“While you’re sitting there with a usually very nice, clean, maybe even some credit history that’s pristine, that’s a prime person I want to imper­sonate,” Douglas said. “It’s not nec­es­sarily the money itself; it may just be the credit history and the ability to take out lines of credit in your name.”

Most impor­tantly, however, Douglas said college stu­dents are easy targets because they aren’t paying attention.

By law, an indi­vidual can check their credit report three times a year for free. Getting a credit report every four months from the three major credit bureaus — Experian, Tran­sUnion, and Equifax — can help track per­sonal finances, Douglas said.

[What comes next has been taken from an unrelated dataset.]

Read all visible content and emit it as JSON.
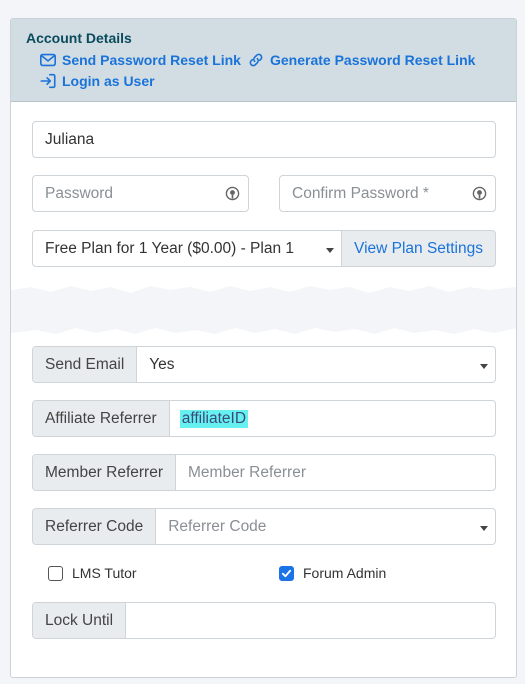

“Probably 99 percent of college stu­dents aren’t going to do that,” Douglas said.

To avoid identity theft, Douglas also rec­om­mended indi­viduals check account bal­ances at least once a week. Addi­tionally, store ATM receipts in a locked or at least out-of-sight spot for a day or two to ensure the bank com­pleted any trans­ac­tions. Then shred the receipt.

If there is no access to a shredder, rip up the receipt and throw the pieces into sep­arate trash cans if possible.

Super­in­tendent of Cus­todial Ser­vices Kelli Withrow said her teams rarely find slips from the bank machines in the union, but when they do, they tear them up and throw them away.

But don’t take that risk. Make sure to grab the receipt before leaving the ATM.